This raises several interesting theological points. But first, I think
it's important to distinguish quantum many-worlds theory from
cosmological "inflationary" many-universes. Some versions of inflation
theory suggest that during the inflationary epoch, many different
causally-disconnected universes (potentially each with different
physical laws) were created. This is very different from the quantum
many-worlds hypothesis, which claims that each quantum measurement (or
"collapse of the wave function") causes multiple nearly-identical
universes to spring into existence, continually, even as your read
this....
Suppose quantum many-worlds is true. Does it then follow that there are
some universes in which I am a Christian, and some in which I am not?
Not necessarily. I don't think our decisions correspond in any
meaningful way to quantum measurements. I seriously doubt if our brains
are quantum devices any more than the computer on my desk or a
thermostat.
But let's go a step further. Let's suppose that quantum many-worlds is
true AND that our decisions correspond in some way to quantum
measurements, so that any decision we supposedly make splits the
universes. In that case, the theological problem seems to be a loss of
Free Will. Who-we-are-right-now is no longer dependent upon our past
choices the way we usually think of choices; instead, who-we-are-right-
now is simply the victim of our previous quantum world-history. Is a
loss of Free Will a problem for Christianity? Interestingly enough,
some theologians such as Jonathan Edwards have argued "No." It might be
worth checking out their arguments.
>
> Here is the landmine. Assuming two things, neither of which is certain, we
> may get a test of the many-world hypothesis. The two things are 1. the
> invention of a quantum computer and 2. the solution of a mathematical
> problem of more than a certain complexity.
>
> A calculation requires the manipulation of a physical object. In the case
> of computers it requires the manipulation of electrons and atoms. Now,
> there are 10^80 particles in the universe. Assuming that a quantum computer
> is capable of solving in 5 minutes a problem requiring 10^500 calculations.

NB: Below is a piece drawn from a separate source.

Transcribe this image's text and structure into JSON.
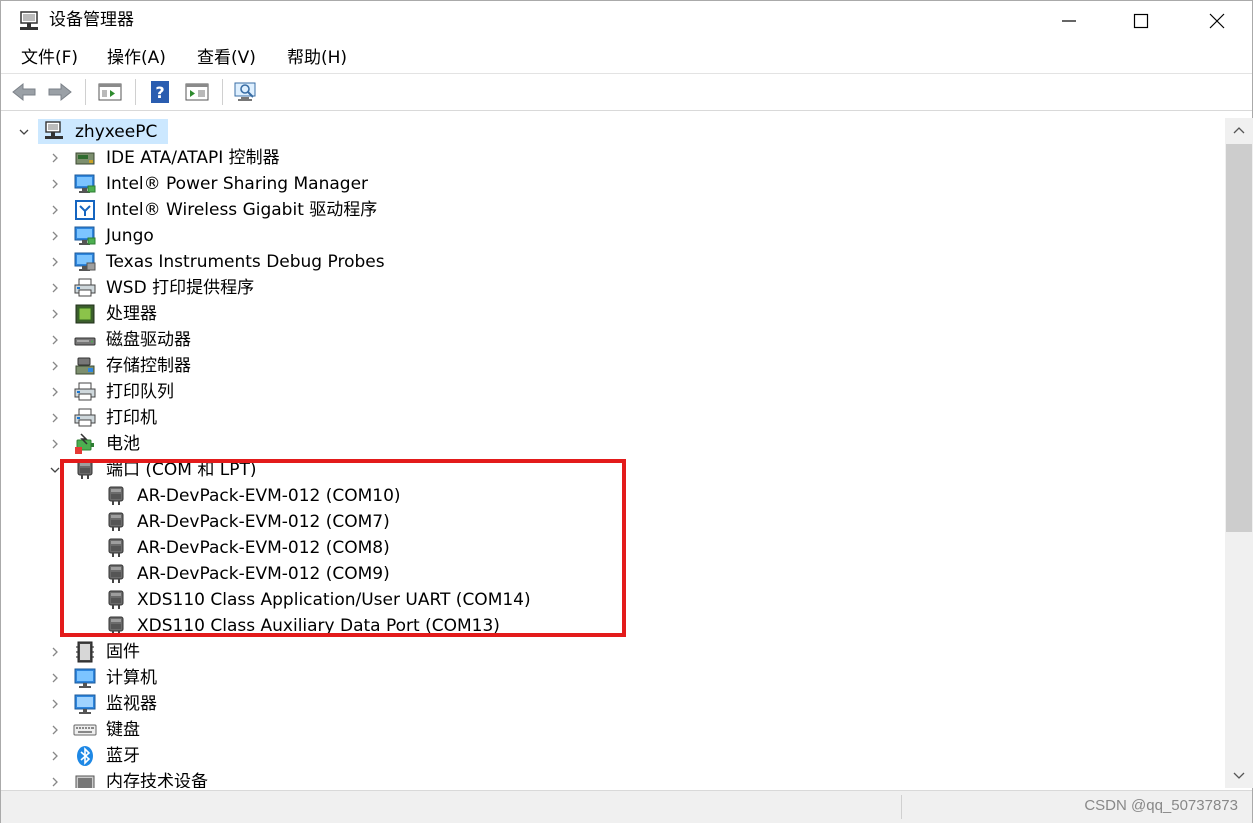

> The question would have to be asked, where are all the particles which are
> being manipulated in these calculations? The obvious answer to most would
> be the manipulations of particles in other universe's. This the solution to
> this kind of problem would be considered evidence of the other universes. An
> interesting easy level article is Tim Folger, "The Best computer in All
> Possible Worlds,' Discover, Oct, 1995, circa p. 95
The question that needs to be asked about our hypothetical quantum
computer is: Is it solving a problem which requires 10^500 calculations
*by a conventional computer*, or is it solving a problem which actually
requires 10^500 calculations, period. I strongly suspect the former is
true. The idea behind this particular quantum computer, as I understand
it, is to cleverly design a physical situation such that the measured
eigenstate of the quantal system corresponds to the solution of a
mathematical problem -- a problem which *conventionally* would require
10^500 calculations. (All the incorrect answers would evaporate in a
puff of canceled complex phases.) This is not the same as *actually*
doing the calculations. The way in which an electron finds its proper
energy eigenstate in a hydrogen atom may be mysterious, but I think it's
safe to say that it isn't performing calculations to solve the Dirac
equation. Is this hypothetical quantum computer really any different
from a glorified hydrogen atom?
Loren Haarsma
Occasional Quantum Philosopher (at least in this universe)